From the infamous kung fu kick of Eric Cantona at Old Trafford to a valiant, hair-raising knock of Cheteshwar Pujara in Sydney, there’s more to sporting actions than what is visible on screen in real-time. The insatiable thirst to know the behind-the-scenes of some iconic moments is quenched only when documentaries are made on them.
If you think about it, sports has a very limited narrative trope — either overcoming the odds or succumbing to the challenges. And, this is clearly reflected in the vast swathes of the sports documentaries that hit the screen. But the best documentaries often rise beyond this simplistic trope, compelling viewers to think where their minds may not have traveled while watching the action.
We bring you the seven best sports documentaries you can stream right now:
Ben Stokes: Phoenix From The Ashes
Released a day ago on Amazon Prime, Ben Stokes: Phoenix From The Ashes is a brilliant portrayal of England’s current test captain, who also happens to be among the most controversial figures and the greatest match-winner of English cricket, depending upon whom you ask. Stokes narrates about his life-altering performances – Ashes 2019 and World Cup 2019 – shedding light on what was running through his mind when he was on the crease. He also talks about the demise of his father, and shares how he got his mental health in order.
The Last Dance (2020)
A majority of people in this world don’t have any interest in basketball, a game restricted in its scope and allure to North America. And yet Michael Jordan is a household name in places far away from where he made his career. The Last Dance is a ten-part docu-series that tells a gripping tale about Jordan’s rise from the ghetto to the top of the basketball world. Available on Netflix, it is the most-watched sports documentary ever.
Bandon Mein Tha Dum (2022)
Neeraj Pandey’s Bandon Mein Tha Dum tracks the gripping tale of the injury-ravaged Indian Test side outsmarting the might Australians to clinch Border-Gavaskar Trophy. The series featured Ajinkya Rahane, the captain who oversaw the turnaround, and R Ashwin, who bowled brilliantly on the foreign pitches and also stitched a gutsy stand with Hanuma Vihari. You can relive the greatest Test win of the Indian team on Voot.
Take Us Home: Leeds United (2019)
For football fanatics, the story of Take Us Home: Leeds United is self-explanatory. The six-part docu-series, produced by Amazon Prime Video, is the story of Leeds United’s resurgence to the Premier League, after close to two decades of absence.

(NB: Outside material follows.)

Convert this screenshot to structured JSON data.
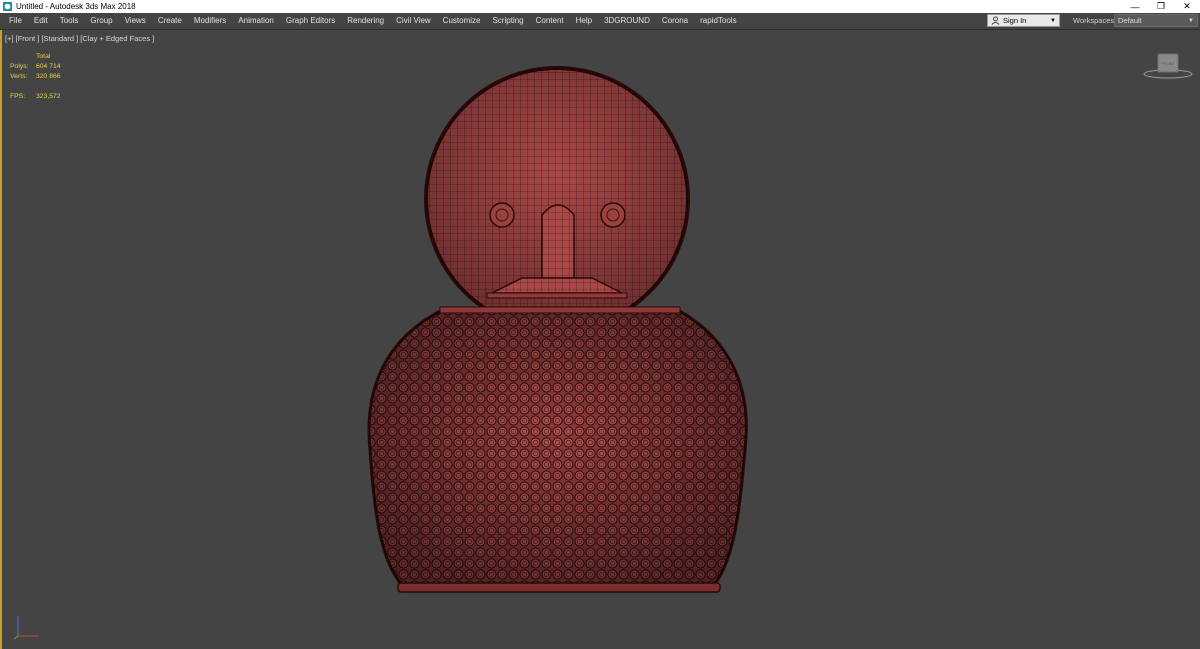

The narration by Russel Crowe adds gravitas, while the theme music – Damaged Goods by English post-punk band Gang of Four – feels spot on to describe the chaos that rule the club before Marcelo Bielsa’s arrival in 2018/19.
Free Solo (2018)
American climber Alex Honnold is the protagonist of this Academy Award-winning Free Solo, directed by Elizabeth Chai Vasarhelyi and Jimmy Chin. The documentary follows Honnold as he successfully attempts the herculean feat of climbing El Capitan – the unchartered peak of Yosemite Valley – without rope, harness, or any kind of safety equipment.
Diego Maradona (2019)
Five years before Diego Maradona breathed his last, Asif Kapadia came up with a brilliant portrait of arguably the most complex footballer to grace the game. The documentary relies on archival footage, dating back as far as the early 1980s. Kapadia’s take on Maradona is honest and mesmerizing, which not only restricts the man to just on-field records, but also places him at the center of the wider culture in Italy, predominantly the north-south divide, the class war, and the increasing globalization of the football world.
The Test: A New Era for Australia’s Team
Many call The Test: A New Era for Australia’s Team a much-needed intervention from Cricket Australia to cleanse their image after the disastrous ball-tampering scandal, that involved two of their most high-profile player – Steven Smith and David Warner. The documentary is featured around the 2019 Ashes, where both Warner and Smith returned back to action after a two-year hiatus.
Lead Image: Amazon Prime